====== AVAILABLE RECORDS ======

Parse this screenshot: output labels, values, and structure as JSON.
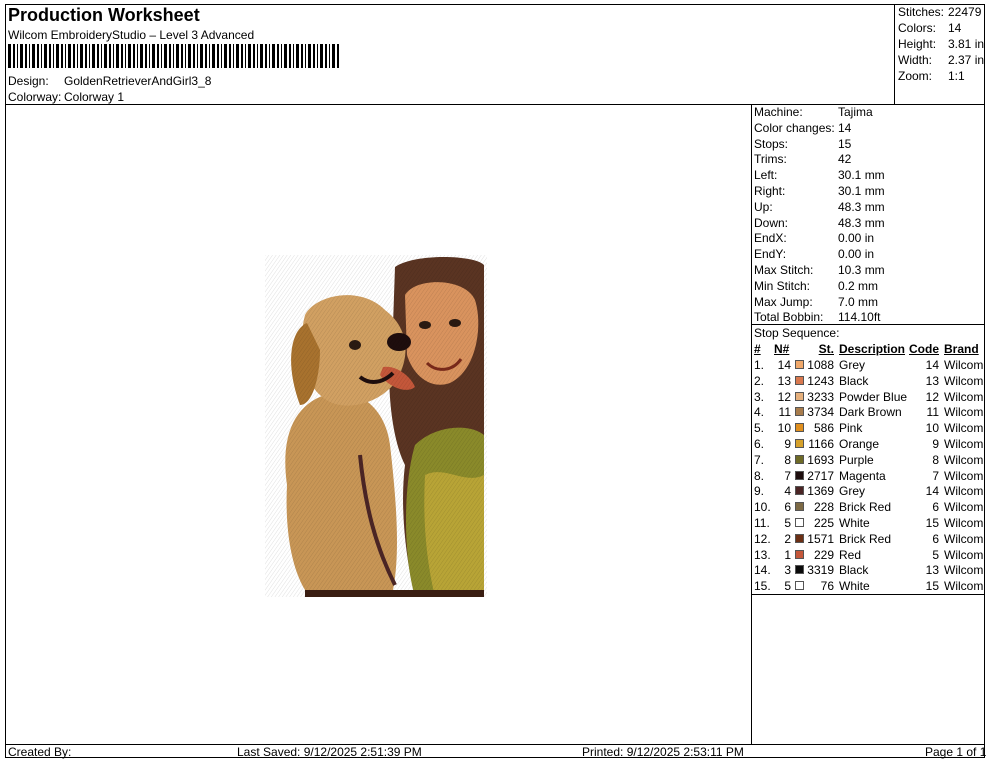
{
  "header": {
    "title": "Production Worksheet",
    "software": "Wilcom EmbroideryStudio – Level 3 Advanced",
    "design_label": "Design:",
    "design_value": "GoldenRetrieverAndGirl3_8",
    "colorway_label": "Colorway:",
    "colorway_value": "Colorway 1"
  },
  "summary": {
    "stitches_label": "Stitches:",
    "stitches_value": "22479",
    "colors_label": "Colors:",
    "colors_value": "14",
    "height_label": "Height:",
    "height_value": "3.81 in",
    "width_label": "Width:",
    "width_value": "2.37 in",
    "zoom_label": "Zoom:",
    "zoom_value": "1:1"
  },
  "machine_info": [
    {
      "label": "Machine:",
      "value": "Tajima"
    },
    {
      "label": "Color changes:",
      "value": "14"
    },
    {
      "label": "Stops:",
      "value": "15"
    },
    {
      "label": "Trims:",
      "value": "42"
    },
    {
      "label": "Left:",
      "value": "30.1 mm"
    },
    {
      "label": "Right:",
      "value": "30.1 mm"
    },
    {
      "label": "Up:",
      "value": "48.3 mm"
    },
    {
      "label": "Down:",
      "value": "48.3 mm"
    },
    {
      "label": "EndX:",
      "value": "0.00 in"
    },
    {
      "label": "EndY:",
      "value": "0.00 in"
    },
    {
      "label": "Max Stitch:",
      "value": "10.3 mm"
    },
    {
      "label": "Min Stitch:",
      "value": "0.2 mm"
    },
    {
      "label": "Max Jump:",
      "value": "7.0 mm"
    },
    {
      "label": "Total Bobbin:",
      "value": "114.10ft"
    }
  ],
  "stop_sequence": {
    "title": "Stop Sequence:",
    "headers": {
      "num": "#",
      "n": "N#",
      "st": "St.",
      "desc": "Description",
      "code": "Code",
      "brand": "Brand"
    },
    "rows": [
      {
        "num": "1.",
        "n": "14",
        "color": "#f0a86a",
        "st": "1088",
        "desc": "Grey",
        "code": "14",
        "brand": "Wilcom"
      },
      {
        "num": "2.",
        "n": "13",
        "color": "#d9784e",
        "st": "1243",
        "desc": "Black",
        "code": "13",
        "brand": "Wilcom"
      },
      {
        "num": "3.",
        "n": "12",
        "color": "#e6b07c",
        "st": "3233",
        "desc": "Powder Blue",
        "code": "12",
        "brand": "Wilcom"
      },
      {
        "num": "4.",
        "n": "11",
        "color": "#a87c4c",
        "st": "3734",
        "desc": "Dark Brown",
        "code": "11",
        "brand": "Wilcom"
      },
      {
        "num": "5.",
        "n": "10",
        "color": "#e08f1e",
        "st": "586",
        "desc": "Pink",
        "code": "10",
        "brand": "Wilcom"
      },
      {
        "num": "6.",
        "n": "9",
        "color": "#d6a12a",
        "st": "1166",
        "desc": "Orange",
        "code": "9",
        "brand": "Wilcom"
      },
      {
        "num": "7.",
        "n": "8",
        "color": "#6e6a26",
        "st": "1693",
        "desc": "Purple",
        "code": "8",
        "brand": "Wilcom"
      },
      {
        "num": "8.",
        "n": "7",
        "color": "#1e0d0d",
        "st": "2717",
        "desc": "Magenta",
        "code": "7",
        "brand": "Wilcom"
      },
      {
        "num": "9.",
        "n": "4",
        "color": "#4b2525",
        "st": "1369",
        "desc": "Grey",
        "code": "14",
        "brand": "Wilcom"
      },
      {
        "num": "10.",
        "n": "6",
        "color": "#7d6a45",
        "st": "228",
        "desc": "Brick Red",
        "code": "6",
        "brand": "Wilcom"
      },
      {
        "num": "11.",
        "n": "5",
        "color": "#ffffff",
        "st": "225",
        "desc": "White",
        "code": "15",
        "brand": "Wilcom"
      },
      {
        "num": "12.",
        "n": "2",
        "color": "#6b2f14",
        "st": "1571",
        "desc": "Brick Red",
        "code": "6",
        "brand": "Wilcom"
      },
      {
        "num": "13.",
        "n": "1",
        "color": "#c4573a",
        "st": "229",
        "desc": "Red",
        "code": "5",
        "brand": "Wilcom"
      },
      {
        "num": "14.",
        "n": "3",
        "color": "#0a0a0a",
        "st": "3319",
        "desc": "Black",
        "code": "13",
        "brand": "Wilcom"
      },
      {
        "num": "15.",
        "n": "5",
        "color": "#ffffff",
        "st": "76",
        "desc": "White",
        "code": "15",
        "brand": "Wilcom"
      }
    ]
  },
  "footer": {
    "created_by": "Created By:",
    "last_saved": "Last Saved: 9/12/2025 2:51:39 PM",
    "printed": "Printed: 9/12/2025 2:53:11 PM",
    "page": "Page 1 of 1"
  }
}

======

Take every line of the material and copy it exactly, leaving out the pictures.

Parse this screenshot: output labels, values, and structure as JSON.
{
  "header": {
    "title": "Production Worksheet",
    "software": "Wilcom EmbroideryStudio – Level 3 Advanced",
    "design_label": "Design:",
    "design_value": "GoldenRetrieverAndGirl3_8",
    "colorway_label": "Colorway:",
    "colorway_value": "Colorway 1"
  },
  "summary": {
    "stitches_label": "Stitches:",
    "stitches_value": "22479",
    "colors_label": "Colors:",
    "colors_value": "14",
    "height_label": "Height:",
    "height_value": "3.81 in",
    "width_label": "Width:",
    "width_value": "2.37 in",
    "zoom_label": "Zoom:",
    "zoom_value": "1:1"
  },
  "machine_info": [
    {
      "label": "Machine:",
      "value": "Tajima"
    },
    {
      "label": "Color changes:",
      "value": "14"
    },
    {
      "label": "Stops:",
      "value": "15"
    },
    {
      "label": "Trims:",
      "value": "42"
    },
    {
      "label": "Left:",
      "value": "30.1 mm"
    },
    {
      "label": "Right:",
      "value": "30.1 mm"
    },
    {
      "label": "Up:",
      "value": "48.3 mm"
    },
    {
      "label": "Down:",
      "value": "48.3 mm"
    },
    {
      "label": "EndX:",
      "value": "0.00 in"
    },
    {
      "label": "EndY:",
      "value": "0.00 in"
    },
    {
      "label": "Max Stitch:",
      "value": "10.3 mm"
    },
    {
      "label": "Min Stitch:",
      "value": "0.2 mm"
    },
    {
      "label": "Max Jump:",
      "value": "7.0 mm"
    },
    {
      "label": "Total Bobbin:",
      "value": "114.10ft"
    }
  ],
  "stop_sequence": {
    "title": "Stop Sequence:",
    "headers": {
      "num": "#",
      "n": "N#",
      "st": "St.",
      "desc": "Description",
      "code": "Code",
      "brand": "Brand"
    },
    "rows": [
      {
        "num": "1.",
        "n": "14",
        "color": "#f0a86a",
        "st": "1088",
        "desc": "Grey",
        "code": "14",
        "brand": "Wilcom"
      },
      {
        "num": "2.",
        "n": "13",
        "color": "#d9784e",
        "st": "1243",
        "desc": "Black",
        "code": "13",
        "brand": "Wilcom"
      },
      {
        "num": "3.",
        "n": "12",
        "color": "#e6b07c",
        "st": "3233",
        "desc": "Powder Blue",
        "code": "12",
        "brand": "Wilcom"
      },
      {
        "num": "4.",
        "n": "11",
        "color": "#a87c4c",
        "st": "3734",
        "desc": "Dark Brown",
        "code": "11",
        "brand": "Wilcom"
      },
      {
        "num": "5.",
        "n": "10",
        "color": "#e08f1e",
        "st": "586",
        "desc": "Pink",
        "code": "10",
        "brand": "Wilcom"
      },
      {
        "num": "6.",
        "n": "9",
        "color": "#d6a12a",
        "st": "1166",
        "desc": "Orange",
        "code": "9",
        "brand": "Wilcom"
      },
      {
        "num": "7.",
        "n": "8",
        "color": "#6e6a26",
        "st": "1693",
        "desc": "Purple",
        "code": "8",
        "brand": "Wilcom"
      },
      {
        "num": "8.",
        "n": "7",
        "color": "#1e0d0d",
        "st": "2717",
        "desc": "Magenta",
        "code": "7",
        "brand": "Wilcom"
      },
      {
        "num": "9.",
        "n": "4",
        "color": "#4b2525",
        "st": "1369",
        "desc": "Grey",
        "code": "14",
        "brand": "Wilcom"
      },
      {
        "num": "10.",
        "n": "6",
        "color": "#7d6a45",
        "st": "228",
        "desc": "Brick Red",
        "code": "6",
        "brand": "Wilcom"
      },
      {
        "num": "11.",
        "n": "5",
        "color": "#ffffff",
        "st": "225",
        "desc": "White",
        "code": "15",
        "brand": "Wilcom"
      },
      {
        "num": "12.",
        "n": "2",
        "color": "#6b2f14",
        "st": "1571",
        "desc": "Brick Red",
        "code": "6",
        "brand": "Wilcom"
      },
      {
        "num": "13.",
        "n": "1",
        "color": "#c4573a",
        "st": "229",
        "desc": "Red",
        "code": "5",
        "brand": "Wilcom"
      },
      {
        "num": "14.",
        "n": "3",
        "color": "#0a0a0a",
        "st": "3319",
        "desc": "Black",
        "code": "13",
        "brand": "Wilcom"
      },
      {
        "num": "15.",
        "n": "5",
        "color": "#ffffff",
        "st": "76",
        "desc": "White",
        "code": "15",
        "brand": "Wilcom"
      }
    ]
  },
  "footer": {
    "created_by": "Created By:",
    "last_saved": "Last Saved: 9/12/2025 2:51:39 PM",
    "printed": "Printed: 9/12/2025 2:53:11 PM",
    "page": "Page 1 of 1"
  }
}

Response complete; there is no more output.